Perfectionism has increased among young people since 1980, as has been shown recently. Perfectionism does have a healthier strain, but it should be noted that it can also be quite unhealthy. The self-compassion must allow people to more easily forgive themselves for not always being perfect.
Relating to oneself in a healthy way can help weaken the association between perfectionism and depression, according to a study published February 21, 2018 in the open-access journal PLOS ONE by Madeleine Ferrari from Australian Catholic University, and colleagues.
Perfectionistic people often push themselves harder than others to succeed, but can also fall into the trap of being self-critical and overly concerned about making mistakes. When the perfectionist fails, they often experience depression and burnout. In this study, Ferrari and colleagues considered whether self-compassion, a kind way of relating to oneself, might help temper the link between perfectionist tendencies and depression.
The researchers administered anonymous questionnaires to assess perfectionism, depression, and self-compassion across 541 adolescents and 515 adults. Their analyses of these self-assessments revealed that self-compassion may help uncouple perfectionism and depression.
The replication of this finding in two groups of differently-aged people suggests that self-compassion may help moderate the link between perfectionism and depression across the lifespan.
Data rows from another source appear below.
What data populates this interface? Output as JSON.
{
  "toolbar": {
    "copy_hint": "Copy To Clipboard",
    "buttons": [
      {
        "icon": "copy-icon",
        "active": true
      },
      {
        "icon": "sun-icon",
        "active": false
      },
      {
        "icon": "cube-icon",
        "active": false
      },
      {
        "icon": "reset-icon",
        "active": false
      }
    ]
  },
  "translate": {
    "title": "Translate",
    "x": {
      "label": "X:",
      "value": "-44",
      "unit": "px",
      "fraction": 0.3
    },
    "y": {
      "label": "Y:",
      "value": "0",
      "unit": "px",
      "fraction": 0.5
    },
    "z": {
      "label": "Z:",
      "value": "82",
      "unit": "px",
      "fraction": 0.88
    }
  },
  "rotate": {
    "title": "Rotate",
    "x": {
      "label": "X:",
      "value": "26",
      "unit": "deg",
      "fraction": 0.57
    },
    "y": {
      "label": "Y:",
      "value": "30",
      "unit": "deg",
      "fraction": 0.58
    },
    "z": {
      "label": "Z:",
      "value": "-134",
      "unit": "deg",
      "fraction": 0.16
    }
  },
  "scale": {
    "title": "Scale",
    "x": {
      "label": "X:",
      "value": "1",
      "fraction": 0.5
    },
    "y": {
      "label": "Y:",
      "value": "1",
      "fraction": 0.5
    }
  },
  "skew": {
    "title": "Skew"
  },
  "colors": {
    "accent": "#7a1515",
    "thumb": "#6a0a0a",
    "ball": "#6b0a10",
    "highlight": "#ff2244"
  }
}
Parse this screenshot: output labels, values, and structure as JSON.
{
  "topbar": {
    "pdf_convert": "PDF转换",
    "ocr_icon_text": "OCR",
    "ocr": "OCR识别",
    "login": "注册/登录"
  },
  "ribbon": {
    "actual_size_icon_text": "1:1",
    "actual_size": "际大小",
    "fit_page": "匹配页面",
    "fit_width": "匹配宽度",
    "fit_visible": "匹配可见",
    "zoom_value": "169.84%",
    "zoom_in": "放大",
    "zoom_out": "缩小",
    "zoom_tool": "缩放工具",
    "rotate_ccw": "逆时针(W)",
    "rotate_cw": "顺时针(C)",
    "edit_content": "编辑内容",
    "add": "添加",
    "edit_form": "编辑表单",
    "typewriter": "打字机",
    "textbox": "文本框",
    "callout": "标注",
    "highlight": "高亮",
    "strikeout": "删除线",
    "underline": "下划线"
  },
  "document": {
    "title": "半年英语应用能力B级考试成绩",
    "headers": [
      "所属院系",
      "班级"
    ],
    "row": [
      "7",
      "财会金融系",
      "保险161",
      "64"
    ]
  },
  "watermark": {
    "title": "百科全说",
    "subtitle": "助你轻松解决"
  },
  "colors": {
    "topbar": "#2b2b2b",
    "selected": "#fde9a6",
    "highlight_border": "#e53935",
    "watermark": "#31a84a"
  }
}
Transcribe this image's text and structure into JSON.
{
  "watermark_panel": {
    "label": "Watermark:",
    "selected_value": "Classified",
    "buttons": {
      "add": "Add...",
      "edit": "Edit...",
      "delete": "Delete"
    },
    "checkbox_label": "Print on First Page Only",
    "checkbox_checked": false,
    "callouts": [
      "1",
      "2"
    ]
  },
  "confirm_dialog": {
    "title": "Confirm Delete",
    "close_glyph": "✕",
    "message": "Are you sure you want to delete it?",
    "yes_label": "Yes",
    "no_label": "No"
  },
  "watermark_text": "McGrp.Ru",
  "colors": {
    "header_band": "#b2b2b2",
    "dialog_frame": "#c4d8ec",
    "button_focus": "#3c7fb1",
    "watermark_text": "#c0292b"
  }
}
The authors suggest that self-compassion interventions could be a useful way to undermine the effects of perfectionism, but future experimental or intervention research is needed to fully assess this possibility.
“Self-compassion, the practice of self-kindness, consistently reduces the strength of the relationship between maladaptive perfectionism and depression for both adolescents and adults,” says lead author Madeleine Ferrari.
The increases in perfectionism among young people since 1980 are probably caused by the policies of neoliberalism, which began to be implemented much more around 1980 and basically represent undermining mechanisms of social solidarity in society. Also, this is what I wrote when addressing perfectionism and neoliberalism last month: “I have thought for years now that there is generally too much competition and not enough cooperation in society today, which is part of the reason I advocate for reforms such as increasing the use of democratic co-operatives.”
My other advice to people who have struggled with unhealthy variants of perfectionism in the past — as I have — is to simply try to first do well, but maybe not quite to the highest standard you know you’re capable of, and then after that decide if you want to improve what you were doing any further. There are times when it’s much better to do something at 80 to 90 percent of your potential instead of not doing it at all. Experiences (and doing something at 80 to 90 percent rather than not at all is an experience) can be immensely valuable, and based on the findings that show a lot of millennials are prioritizing experiences over traditional gifts, there should be an improving understanding of this.